(Data shown Opens)

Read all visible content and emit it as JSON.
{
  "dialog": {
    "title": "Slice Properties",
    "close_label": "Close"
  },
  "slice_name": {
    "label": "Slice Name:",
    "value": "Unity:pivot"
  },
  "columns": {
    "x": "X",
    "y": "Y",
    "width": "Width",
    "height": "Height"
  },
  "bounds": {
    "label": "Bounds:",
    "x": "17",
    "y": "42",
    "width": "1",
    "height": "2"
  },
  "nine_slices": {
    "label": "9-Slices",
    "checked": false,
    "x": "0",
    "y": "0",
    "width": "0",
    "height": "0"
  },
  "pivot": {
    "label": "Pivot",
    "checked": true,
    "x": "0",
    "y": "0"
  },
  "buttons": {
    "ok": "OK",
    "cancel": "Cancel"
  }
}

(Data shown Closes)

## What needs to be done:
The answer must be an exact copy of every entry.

## Output for this exercise:
Read all visible content and emit it as JSON.
{
  "dialog": {
    "title": "Slice Properties",
    "close_label": "Close"
  },
  "slice_name": {
    "label": "Slice Name:",
    "value": "Unity:pivot"
  },
  "columns": {
    "x": "X",
    "y": "Y",
    "width": "Width",
    "height": "Height"
  },
  "bounds": {
    "label": "Bounds:",
    "x": "17",
    "y": "42",
    "width": "1",
    "height": "2"
  },
  "nine_slices": {
    "label": "9-Slices",
    "checked": false,
    "x": "0",
    "y": "0",
    "width": "0",
    "height": "0"
  },
  "pivot": {
    "label": "Pivot",
    "checked": true,
    "x": "0",
    "y": "0"
  },
  "buttons": {
    "ok": "OK",
    "cancel": "Cancel"
  }
}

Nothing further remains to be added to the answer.